* Exercise directions
Please return every line of the records that contains the word "Authentication".

::::

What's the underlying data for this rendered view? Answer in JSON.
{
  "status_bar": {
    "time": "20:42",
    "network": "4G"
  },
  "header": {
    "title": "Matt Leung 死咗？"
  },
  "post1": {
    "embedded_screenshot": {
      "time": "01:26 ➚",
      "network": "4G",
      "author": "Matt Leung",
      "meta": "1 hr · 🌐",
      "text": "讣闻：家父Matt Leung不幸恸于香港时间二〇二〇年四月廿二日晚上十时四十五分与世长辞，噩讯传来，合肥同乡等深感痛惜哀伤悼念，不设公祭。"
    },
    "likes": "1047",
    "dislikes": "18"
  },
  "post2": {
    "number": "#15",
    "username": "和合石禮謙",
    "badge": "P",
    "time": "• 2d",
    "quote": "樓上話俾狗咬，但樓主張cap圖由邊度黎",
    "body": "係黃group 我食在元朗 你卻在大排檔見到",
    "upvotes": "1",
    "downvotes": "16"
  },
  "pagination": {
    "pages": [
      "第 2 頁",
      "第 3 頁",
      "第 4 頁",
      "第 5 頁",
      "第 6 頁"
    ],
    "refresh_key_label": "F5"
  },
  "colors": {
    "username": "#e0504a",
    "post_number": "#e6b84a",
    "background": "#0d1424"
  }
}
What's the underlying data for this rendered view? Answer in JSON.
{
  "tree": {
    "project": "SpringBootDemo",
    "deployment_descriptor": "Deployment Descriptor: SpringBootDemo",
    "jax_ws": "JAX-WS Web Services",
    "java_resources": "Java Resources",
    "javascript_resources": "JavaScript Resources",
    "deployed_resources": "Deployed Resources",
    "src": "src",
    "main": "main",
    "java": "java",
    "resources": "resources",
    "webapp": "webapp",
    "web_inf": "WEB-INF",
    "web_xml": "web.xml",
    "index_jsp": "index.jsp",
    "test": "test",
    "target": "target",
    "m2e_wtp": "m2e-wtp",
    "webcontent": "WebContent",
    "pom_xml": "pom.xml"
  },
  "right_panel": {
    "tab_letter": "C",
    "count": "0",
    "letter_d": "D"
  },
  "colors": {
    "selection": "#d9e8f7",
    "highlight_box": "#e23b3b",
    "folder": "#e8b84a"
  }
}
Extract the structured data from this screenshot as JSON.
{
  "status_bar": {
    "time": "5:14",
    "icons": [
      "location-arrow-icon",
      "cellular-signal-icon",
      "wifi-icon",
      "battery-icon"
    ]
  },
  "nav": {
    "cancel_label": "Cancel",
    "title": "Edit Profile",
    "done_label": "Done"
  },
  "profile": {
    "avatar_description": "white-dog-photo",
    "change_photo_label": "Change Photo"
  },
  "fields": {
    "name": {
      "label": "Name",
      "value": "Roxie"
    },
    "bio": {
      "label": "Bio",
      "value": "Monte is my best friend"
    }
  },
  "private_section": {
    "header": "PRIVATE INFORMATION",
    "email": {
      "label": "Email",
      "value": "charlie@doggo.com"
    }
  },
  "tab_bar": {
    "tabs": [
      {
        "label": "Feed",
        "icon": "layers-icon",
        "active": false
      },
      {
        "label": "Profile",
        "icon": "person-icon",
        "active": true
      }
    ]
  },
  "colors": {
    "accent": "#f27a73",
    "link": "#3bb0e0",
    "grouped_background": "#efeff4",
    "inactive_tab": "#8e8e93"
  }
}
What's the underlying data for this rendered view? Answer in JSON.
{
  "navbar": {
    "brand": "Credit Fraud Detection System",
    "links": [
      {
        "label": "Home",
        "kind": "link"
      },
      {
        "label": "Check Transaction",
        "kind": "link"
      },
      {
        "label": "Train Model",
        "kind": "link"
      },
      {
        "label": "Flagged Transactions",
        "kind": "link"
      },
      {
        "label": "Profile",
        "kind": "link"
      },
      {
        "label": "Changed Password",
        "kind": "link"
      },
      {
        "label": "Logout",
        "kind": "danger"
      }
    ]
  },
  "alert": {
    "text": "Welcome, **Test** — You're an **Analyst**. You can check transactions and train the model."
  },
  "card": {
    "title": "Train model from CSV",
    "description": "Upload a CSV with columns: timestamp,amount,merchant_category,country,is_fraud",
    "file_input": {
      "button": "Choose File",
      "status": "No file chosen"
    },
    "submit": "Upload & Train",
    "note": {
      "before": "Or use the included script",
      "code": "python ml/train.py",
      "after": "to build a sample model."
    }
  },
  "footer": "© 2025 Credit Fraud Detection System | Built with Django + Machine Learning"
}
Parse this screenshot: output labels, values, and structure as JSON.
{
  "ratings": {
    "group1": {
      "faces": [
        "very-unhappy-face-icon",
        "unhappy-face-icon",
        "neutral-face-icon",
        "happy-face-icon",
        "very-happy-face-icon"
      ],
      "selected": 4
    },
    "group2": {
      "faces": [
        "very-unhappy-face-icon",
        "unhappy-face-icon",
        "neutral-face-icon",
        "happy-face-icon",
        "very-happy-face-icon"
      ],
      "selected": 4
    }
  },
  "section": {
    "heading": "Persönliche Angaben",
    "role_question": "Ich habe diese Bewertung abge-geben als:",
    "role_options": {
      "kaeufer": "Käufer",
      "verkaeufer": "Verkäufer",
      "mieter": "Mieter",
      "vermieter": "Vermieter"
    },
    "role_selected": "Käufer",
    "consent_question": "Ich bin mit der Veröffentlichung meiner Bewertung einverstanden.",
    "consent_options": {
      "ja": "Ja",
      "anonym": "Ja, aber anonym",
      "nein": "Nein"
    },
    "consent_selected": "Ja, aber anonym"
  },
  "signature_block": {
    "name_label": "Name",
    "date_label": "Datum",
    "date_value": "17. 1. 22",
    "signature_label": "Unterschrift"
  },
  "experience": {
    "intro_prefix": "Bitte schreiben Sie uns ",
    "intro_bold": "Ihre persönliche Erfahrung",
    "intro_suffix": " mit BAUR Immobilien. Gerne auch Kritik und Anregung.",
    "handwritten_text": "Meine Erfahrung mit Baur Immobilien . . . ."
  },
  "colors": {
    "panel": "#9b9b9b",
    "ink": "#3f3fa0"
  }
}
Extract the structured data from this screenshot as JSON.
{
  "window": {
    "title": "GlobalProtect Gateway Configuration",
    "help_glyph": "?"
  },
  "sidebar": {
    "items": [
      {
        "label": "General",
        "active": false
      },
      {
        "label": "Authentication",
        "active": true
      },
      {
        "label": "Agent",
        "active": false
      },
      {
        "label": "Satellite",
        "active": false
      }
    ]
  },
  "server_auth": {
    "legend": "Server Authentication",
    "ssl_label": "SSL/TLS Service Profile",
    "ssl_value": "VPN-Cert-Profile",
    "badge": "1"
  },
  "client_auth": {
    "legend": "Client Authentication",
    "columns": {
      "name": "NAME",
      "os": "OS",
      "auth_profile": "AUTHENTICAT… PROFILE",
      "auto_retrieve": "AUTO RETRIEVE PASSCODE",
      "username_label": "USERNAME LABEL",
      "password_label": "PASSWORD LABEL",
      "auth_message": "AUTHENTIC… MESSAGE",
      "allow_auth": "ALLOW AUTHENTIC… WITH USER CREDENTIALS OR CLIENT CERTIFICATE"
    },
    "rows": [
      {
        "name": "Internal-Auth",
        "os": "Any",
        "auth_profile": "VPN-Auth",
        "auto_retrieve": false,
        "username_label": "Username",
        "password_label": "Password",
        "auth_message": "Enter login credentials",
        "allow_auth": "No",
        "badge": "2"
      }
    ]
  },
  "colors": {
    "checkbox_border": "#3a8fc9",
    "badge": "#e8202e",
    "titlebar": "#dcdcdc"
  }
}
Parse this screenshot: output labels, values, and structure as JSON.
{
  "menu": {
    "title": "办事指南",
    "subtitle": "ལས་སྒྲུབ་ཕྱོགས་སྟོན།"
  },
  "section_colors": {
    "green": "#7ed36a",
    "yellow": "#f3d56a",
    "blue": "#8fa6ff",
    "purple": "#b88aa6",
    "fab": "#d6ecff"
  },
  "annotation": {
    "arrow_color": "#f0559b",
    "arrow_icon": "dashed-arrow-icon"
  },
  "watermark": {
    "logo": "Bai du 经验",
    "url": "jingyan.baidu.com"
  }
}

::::

* Completed task
        "label": "Authentication",
    "legend": "Server Authentication",
    "legend": "Client Authentication",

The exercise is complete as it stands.